:: WHAT TO DO ::
Scan the lines below; pull out those with "JSON".

(Stored records)
□ □ □ □ □ □ □
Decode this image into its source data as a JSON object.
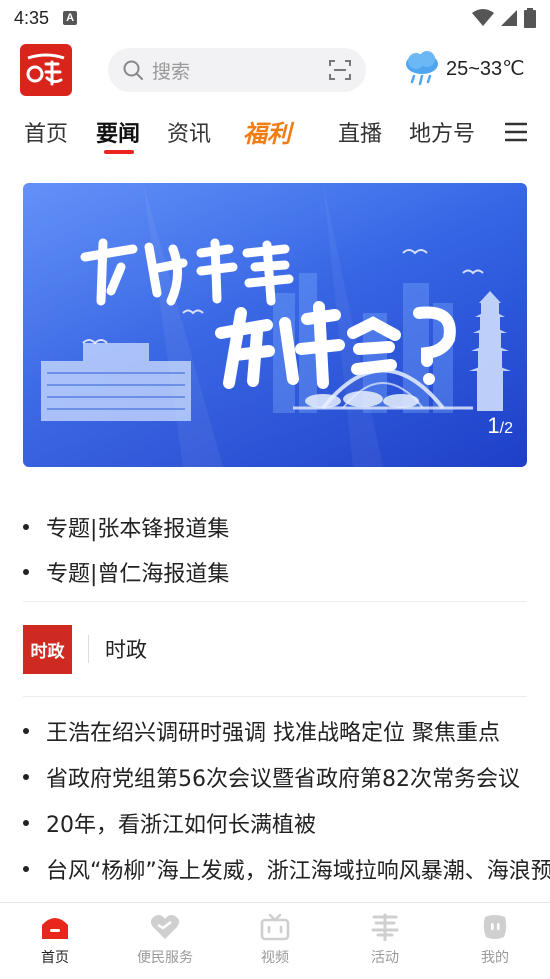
{
  "status_bar": {
    "time": "4:35",
    "app_icon_letter": "A"
  },
  "header": {
    "search_placeholder": "搜索",
    "weather_temp": "25~33℃"
  },
  "tabs": [
    {
      "label": "首页"
    },
    {
      "label": "要闻",
      "active": true
    },
    {
      "label": "资讯"
    },
    {
      "label": "福利"
    },
    {
      "label": "直播"
    },
    {
      "label": "地方号"
    }
  ],
  "banner": {
    "current": "1",
    "separator": "/",
    "total": "2"
  },
  "topics": [
    "专题|张本锋报道集",
    "专题|曾仁海报道集"
  ],
  "section": {
    "badge": "时政",
    "title": "时政"
  },
  "news": [
    "王浩在绍兴调研时强调 找准战略定位 聚焦重点",
    "省政府党组第56次会议暨省政府第82次常务会议",
    "20年，看浙江如何长满植被",
    "台风“杨柳”海上发威，浙江海域拉响风暴潮、海浪预警"
  ],
  "bottom_nav": [
    {
      "label": "首页",
      "icon": "home-icon",
      "active": true
    },
    {
      "label": "便民服务",
      "icon": "heart-icon"
    },
    {
      "label": "视频",
      "icon": "tv-icon"
    },
    {
      "label": "活动",
      "icon": "activity-icon"
    },
    {
      "label": "我的",
      "icon": "profile-icon"
    }
  ],
  "colors": {
    "accent": "#e8261c",
    "brand": "#d9241c",
    "fuli": "#f07c12",
    "banner": "#1a4fe0"
  }
}
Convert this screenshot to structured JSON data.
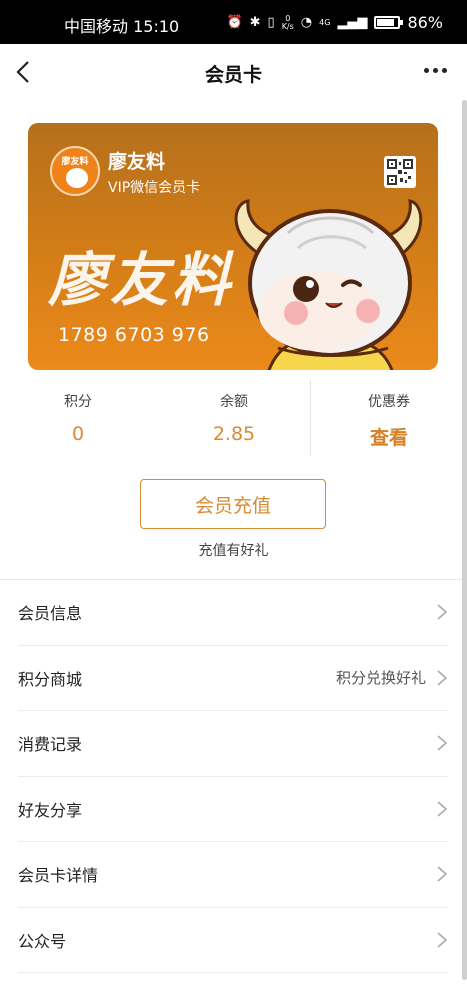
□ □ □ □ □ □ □
:: TASK SOLUTION ::
Decode this image into its source data as a JSON object.
Convert this screenshot to structured JSON data.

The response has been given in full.